» **WHAT YOU SHOULD DO**
The records that appear below are to be restated word for word.

[Records contained in a dataset]
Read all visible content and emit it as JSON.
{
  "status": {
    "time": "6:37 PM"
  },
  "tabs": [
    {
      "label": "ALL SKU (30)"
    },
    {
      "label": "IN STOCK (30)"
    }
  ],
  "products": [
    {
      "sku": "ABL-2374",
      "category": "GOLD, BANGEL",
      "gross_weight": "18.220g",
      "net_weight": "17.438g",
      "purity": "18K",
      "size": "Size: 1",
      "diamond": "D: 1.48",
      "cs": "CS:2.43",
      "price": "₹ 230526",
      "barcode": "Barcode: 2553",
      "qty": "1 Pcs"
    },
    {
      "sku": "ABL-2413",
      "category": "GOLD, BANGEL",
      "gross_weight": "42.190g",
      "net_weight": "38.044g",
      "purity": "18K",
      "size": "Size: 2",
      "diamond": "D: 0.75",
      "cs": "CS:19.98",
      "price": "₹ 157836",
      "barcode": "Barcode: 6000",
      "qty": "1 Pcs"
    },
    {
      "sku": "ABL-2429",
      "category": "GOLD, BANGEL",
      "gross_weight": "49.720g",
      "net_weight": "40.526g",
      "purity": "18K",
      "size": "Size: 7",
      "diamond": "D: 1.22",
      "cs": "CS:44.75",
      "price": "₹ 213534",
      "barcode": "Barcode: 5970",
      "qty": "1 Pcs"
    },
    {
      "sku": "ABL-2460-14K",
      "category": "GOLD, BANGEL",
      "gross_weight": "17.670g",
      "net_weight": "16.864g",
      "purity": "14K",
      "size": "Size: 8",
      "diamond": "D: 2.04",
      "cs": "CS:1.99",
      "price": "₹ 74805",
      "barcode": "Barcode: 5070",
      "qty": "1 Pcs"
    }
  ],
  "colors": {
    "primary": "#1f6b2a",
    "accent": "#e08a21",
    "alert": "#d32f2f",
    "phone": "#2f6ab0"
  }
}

» **PROBLEM SOLUTION**
Read all visible content and emit it as JSON.
{
  "status": {
    "time": "6:37 PM"
  },
  "tabs": [
    {
      "label": "ALL SKU (30)"
    },
    {
      "label": "IN STOCK (30)"
    }
  ],
  "products": [
    {
      "sku": "ABL-2374",
      "category": "GOLD, BANGEL",
      "gross_weight": "18.220g",
      "net_weight": "17.438g",
      "purity": "18K",
      "size": "Size: 1",
      "diamond": "D: 1.48",
      "cs": "CS:2.43",
      "price": "₹ 230526",
      "barcode": "Barcode: 2553",
      "qty": "1 Pcs"
    },
    {
      "sku": "ABL-2413",
      "category": "GOLD, BANGEL",
      "gross_weight": "42.190g",
      "net_weight": "38.044g",
      "purity": "18K",
      "size": "Size: 2",
      "diamond": "D: 0.75",
      "cs": "CS:19.98",
      "price": "₹ 157836",
      "barcode": "Barcode: 6000",
      "qty": "1 Pcs"
    },
    {
      "sku": "ABL-2429",
      "category": "GOLD, BANGEL",
      "gross_weight": "49.720g",
      "net_weight": "40.526g",
      "purity": "18K",
      "size": "Size: 7",
      "diamond": "D: 1.22",
      "cs": "CS:44.75",
      "price": "₹ 213534",
      "barcode": "Barcode: 5970",
      "qty": "1 Pcs"
    },
    {
      "sku": "ABL-2460-14K",
      "category": "GOLD, BANGEL",
      "gross_weight": "17.670g",
      "net_weight": "16.864g",
      "purity": "14K",
      "size": "Size: 8",
      "diamond": "D: 2.04",
      "cs": "CS:1.99",
      "price": "₹ 74805",
      "barcode": "Barcode: 5070",
      "qty": "1 Pcs"
    }
  ],
  "colors": {
    "primary": "#1f6b2a",
    "accent": "#e08a21",
    "alert": "#d32f2f",
    "phone": "#2f6ab0"
  }
}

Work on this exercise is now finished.